Or at least, you used to be able to.
The design of HSBC hasn’t changed. What’s happened is that access has been restricted. The Occupy Movement set up a campground underneath the lobby of HSBC Bank.
the only solution isWorldRevolution
(Source: Occupy Wall Street)
Since October 2011 a few dozen protesters have established a permanent base below HSBC. To this day are an assortment of tents, bookcases, couches, tables, food preparation areas. What’s not available are proper sanitation facilities, running water, electricity and waste collection.
Occupy Hong Kong started as an eyesore and graduated to a public health hazard.

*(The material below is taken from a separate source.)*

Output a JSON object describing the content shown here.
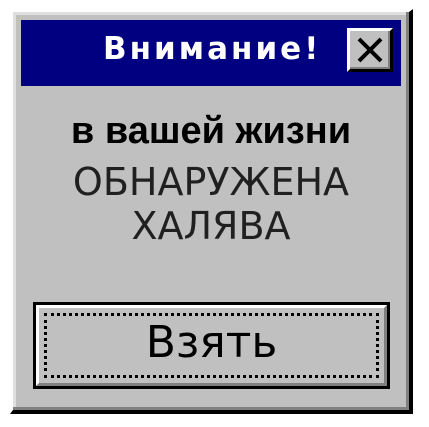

In the interim HSBC have tried to engage the protesters. They claim the land underneath, while public passageway, needs to be accessible for all the public – as well as ATM customers and staff. The permanent camp interfered with fire drills and a fund-raising event.
For those who have been in Central Hong Kong on a Sunday, there’s another group that traditionally have used the public space under HSBC – Filipinos.
Domestic helpers work six days a week in Hong Kong, and the vast majority have Sunday off work. As most cohabitate with their employers, they spend their free day gathering with friends and relatives. Tens of thousands gather in Central to play, eat, talk and pass time together. On super-hot or rainy days the space underneath HSBC is prized as a meeting spot.
With the Occupy protesters in place, Filipinos have been forced to find alternative space, which is hard to come by in this densely built city.
Last Friday it seems HSBC took off the kid gloves. They applied to the Court of First Instance for a writ to be able to remove the protesters. This provides HSBC the legal option to evict the camp.
Around the world the Occupy Movement has been relocated and threatened with relocation. New York’s famed Zuccotti Park was the first to experience the cleaner’s brush when it was emptied last November. Protesters in London face a similar eviction as they were told to leave this month. The camp in Finsbury Square is still peopled.
“We won’t leave,” said Leing Wing-lai to The Standard in a front page article today.
Whether they go by choice or by force, the people of Hong Kong should have their public passageway back soon. And HSBC will be rid of an eyesore and health hazard.
In the meantime, what has the Occupy Movement achieved?